Matthias Beck, Gerald Marchesi, Dennis Pixton, and Lucas Sabalka
These are the lecture notes of a one-semester undergraduate course which we used at SUNY Binghamton and San Francisco State (and which have been adopted at many other institutions). For many of our students, Complex Analysis is their first rigorous analysis (if not mathematics) class they take, and these notes reflect this very much. We tried to rely on as few concepts from real analysis as possible. In particular, series and sequences are treated "from scratch." This also has the (maybe disadvantageous) consequence that power series are introduced very late in the course.
The lecture notes are available in pdf format. To view them you may download Acrobat Reader.

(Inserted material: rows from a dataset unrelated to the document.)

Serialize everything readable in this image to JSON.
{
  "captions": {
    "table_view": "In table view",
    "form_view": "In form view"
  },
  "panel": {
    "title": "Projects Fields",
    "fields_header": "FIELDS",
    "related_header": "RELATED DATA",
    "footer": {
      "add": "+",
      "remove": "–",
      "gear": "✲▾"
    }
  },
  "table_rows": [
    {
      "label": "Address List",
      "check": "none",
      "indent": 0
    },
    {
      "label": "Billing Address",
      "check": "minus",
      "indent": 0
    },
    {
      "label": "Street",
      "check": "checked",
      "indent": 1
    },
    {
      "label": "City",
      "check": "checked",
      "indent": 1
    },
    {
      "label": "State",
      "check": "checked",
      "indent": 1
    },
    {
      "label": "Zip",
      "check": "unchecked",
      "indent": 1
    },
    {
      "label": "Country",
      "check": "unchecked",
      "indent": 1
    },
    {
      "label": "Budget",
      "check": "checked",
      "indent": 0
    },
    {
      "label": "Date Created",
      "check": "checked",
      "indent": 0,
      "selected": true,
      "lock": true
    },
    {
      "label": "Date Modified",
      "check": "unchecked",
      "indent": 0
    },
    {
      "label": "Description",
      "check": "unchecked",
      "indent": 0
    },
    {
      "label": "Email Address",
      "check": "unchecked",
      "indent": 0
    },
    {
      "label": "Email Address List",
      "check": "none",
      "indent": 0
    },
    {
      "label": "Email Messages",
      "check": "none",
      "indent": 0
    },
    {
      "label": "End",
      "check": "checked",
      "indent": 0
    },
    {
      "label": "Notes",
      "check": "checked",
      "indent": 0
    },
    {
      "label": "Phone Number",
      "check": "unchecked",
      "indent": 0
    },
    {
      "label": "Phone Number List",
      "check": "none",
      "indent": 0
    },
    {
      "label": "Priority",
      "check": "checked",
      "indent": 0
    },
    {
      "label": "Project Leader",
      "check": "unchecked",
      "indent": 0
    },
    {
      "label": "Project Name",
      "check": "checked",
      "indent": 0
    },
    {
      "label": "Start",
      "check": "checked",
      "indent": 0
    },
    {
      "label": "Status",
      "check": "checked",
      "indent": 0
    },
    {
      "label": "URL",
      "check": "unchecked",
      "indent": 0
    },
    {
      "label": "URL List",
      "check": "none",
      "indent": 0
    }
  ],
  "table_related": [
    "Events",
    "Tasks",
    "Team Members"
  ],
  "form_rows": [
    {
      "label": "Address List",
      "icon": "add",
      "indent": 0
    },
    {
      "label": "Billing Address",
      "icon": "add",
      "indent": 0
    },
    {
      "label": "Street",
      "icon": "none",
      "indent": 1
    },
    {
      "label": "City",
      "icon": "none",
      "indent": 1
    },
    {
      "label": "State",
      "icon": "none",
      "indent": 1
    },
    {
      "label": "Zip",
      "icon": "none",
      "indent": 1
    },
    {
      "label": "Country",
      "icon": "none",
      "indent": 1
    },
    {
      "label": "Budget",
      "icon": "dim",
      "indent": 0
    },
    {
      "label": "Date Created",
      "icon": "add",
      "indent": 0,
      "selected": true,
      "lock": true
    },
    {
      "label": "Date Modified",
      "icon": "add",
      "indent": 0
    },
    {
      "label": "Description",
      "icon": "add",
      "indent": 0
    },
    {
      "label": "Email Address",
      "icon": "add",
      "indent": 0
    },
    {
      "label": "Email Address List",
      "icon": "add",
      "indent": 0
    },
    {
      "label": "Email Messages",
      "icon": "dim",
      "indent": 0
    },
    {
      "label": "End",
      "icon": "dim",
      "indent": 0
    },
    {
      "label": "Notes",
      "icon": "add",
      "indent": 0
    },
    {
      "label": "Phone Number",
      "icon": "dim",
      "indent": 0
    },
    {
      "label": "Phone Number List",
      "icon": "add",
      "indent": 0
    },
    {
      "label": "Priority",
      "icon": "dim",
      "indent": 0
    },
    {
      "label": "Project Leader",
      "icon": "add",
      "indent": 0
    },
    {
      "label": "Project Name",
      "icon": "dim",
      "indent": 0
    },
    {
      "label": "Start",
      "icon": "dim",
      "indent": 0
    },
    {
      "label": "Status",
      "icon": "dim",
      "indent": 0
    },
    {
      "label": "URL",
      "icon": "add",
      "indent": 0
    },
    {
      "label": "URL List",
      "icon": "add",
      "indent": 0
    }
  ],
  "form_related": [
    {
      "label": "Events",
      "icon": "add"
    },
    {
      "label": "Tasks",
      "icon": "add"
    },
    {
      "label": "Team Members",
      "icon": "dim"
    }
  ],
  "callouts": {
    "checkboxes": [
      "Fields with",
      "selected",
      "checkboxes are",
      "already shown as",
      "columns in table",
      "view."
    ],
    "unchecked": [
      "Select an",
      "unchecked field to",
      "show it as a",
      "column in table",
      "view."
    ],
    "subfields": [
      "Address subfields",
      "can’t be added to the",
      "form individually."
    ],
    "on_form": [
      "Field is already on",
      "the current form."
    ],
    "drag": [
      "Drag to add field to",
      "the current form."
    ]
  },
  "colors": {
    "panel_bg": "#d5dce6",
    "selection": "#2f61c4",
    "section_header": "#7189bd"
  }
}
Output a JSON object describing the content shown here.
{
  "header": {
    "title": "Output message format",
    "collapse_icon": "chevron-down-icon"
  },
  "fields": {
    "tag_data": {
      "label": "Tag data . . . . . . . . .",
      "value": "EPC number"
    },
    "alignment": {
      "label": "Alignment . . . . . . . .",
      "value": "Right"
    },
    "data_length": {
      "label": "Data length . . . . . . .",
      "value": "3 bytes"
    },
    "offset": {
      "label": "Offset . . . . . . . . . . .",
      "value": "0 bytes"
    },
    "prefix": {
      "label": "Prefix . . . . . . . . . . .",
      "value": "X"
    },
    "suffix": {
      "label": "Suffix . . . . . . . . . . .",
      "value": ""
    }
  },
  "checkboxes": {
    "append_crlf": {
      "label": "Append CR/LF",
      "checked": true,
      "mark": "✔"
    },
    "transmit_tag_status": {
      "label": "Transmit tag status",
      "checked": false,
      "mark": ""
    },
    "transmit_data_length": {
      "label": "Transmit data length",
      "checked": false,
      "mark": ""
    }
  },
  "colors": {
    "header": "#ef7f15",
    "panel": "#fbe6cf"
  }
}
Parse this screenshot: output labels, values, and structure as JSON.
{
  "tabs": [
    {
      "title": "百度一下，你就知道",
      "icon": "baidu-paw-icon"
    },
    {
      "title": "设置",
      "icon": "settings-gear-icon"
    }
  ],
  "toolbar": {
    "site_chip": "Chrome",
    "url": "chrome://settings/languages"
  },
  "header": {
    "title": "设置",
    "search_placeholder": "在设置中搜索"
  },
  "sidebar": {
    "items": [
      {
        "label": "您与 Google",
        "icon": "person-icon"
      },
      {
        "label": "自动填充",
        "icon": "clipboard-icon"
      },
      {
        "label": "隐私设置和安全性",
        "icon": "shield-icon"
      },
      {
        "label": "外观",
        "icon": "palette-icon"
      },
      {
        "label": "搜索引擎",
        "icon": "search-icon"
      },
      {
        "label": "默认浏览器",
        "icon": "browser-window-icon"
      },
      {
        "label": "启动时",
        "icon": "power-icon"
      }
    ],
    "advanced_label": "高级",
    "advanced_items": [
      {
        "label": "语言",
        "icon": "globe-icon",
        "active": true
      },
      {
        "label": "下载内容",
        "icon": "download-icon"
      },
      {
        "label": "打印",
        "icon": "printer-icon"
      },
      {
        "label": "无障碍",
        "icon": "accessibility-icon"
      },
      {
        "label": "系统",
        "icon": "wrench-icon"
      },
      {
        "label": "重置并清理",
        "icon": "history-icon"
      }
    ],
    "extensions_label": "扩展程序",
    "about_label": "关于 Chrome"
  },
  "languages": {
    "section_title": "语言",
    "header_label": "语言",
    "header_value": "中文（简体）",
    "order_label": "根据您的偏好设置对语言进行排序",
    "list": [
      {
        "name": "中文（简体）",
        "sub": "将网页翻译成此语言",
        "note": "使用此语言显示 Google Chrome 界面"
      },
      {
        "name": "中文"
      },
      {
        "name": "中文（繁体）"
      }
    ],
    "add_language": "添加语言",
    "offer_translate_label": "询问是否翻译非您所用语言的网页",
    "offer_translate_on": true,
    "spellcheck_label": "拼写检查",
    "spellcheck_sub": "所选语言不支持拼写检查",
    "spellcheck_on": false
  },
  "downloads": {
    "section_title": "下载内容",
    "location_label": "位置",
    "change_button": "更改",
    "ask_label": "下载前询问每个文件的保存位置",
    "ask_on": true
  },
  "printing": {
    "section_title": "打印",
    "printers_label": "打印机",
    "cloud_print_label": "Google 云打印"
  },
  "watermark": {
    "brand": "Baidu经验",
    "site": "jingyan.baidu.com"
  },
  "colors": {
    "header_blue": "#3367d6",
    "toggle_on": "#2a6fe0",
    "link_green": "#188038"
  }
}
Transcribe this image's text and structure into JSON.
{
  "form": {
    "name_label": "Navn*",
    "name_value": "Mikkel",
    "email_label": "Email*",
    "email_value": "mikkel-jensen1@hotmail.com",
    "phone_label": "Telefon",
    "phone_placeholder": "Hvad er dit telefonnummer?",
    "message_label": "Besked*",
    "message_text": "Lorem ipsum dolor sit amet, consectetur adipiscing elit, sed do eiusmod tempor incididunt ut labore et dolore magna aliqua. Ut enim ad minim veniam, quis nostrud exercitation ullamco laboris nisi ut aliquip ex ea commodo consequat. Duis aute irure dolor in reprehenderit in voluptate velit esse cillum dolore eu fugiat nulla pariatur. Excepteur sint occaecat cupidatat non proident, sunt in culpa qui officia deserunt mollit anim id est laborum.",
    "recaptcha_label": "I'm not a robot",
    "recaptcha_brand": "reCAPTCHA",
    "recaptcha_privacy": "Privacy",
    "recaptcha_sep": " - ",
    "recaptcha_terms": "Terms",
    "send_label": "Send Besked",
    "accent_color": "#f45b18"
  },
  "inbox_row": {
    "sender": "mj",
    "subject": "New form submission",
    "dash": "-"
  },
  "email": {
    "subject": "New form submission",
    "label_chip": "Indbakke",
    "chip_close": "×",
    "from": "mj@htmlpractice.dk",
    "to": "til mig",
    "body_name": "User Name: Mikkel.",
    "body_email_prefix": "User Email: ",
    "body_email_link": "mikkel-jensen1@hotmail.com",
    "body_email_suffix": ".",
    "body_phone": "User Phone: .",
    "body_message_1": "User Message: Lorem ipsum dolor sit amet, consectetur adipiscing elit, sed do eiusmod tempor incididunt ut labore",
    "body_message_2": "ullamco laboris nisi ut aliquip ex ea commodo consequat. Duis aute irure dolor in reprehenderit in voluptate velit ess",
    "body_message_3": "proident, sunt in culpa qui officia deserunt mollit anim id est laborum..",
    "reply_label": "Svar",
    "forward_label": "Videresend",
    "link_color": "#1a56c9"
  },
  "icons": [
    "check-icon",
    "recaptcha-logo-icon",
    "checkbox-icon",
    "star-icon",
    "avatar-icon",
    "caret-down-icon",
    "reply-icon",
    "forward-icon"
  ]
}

Copyright 2002-2014 by the authors. All rights reserved. This book may be freely reproduced and distributed, provided that it is reproduced in its entirety from the most recent version. This book may not be altered in any way, except for changes in format required for printing or other distribution, without the permission of the authors.
We would be happy to hear from anyone who has adopted our book for their course, as well as suggestions, corrections, or other comments.
"First, it is neccessary to study the facts, to multiply the number of observations, and then later to search for
formulas that connect them so as thus to discern the particular laws governing a certain class of phenomena.
In general, it is not until after these particular laws have been established that one can expect to discover
and articulate the more general laws that complete theories by bringing a multitude of apparently very diverse
phenomena together under a single governing principle."
Augustin Louis Cauchy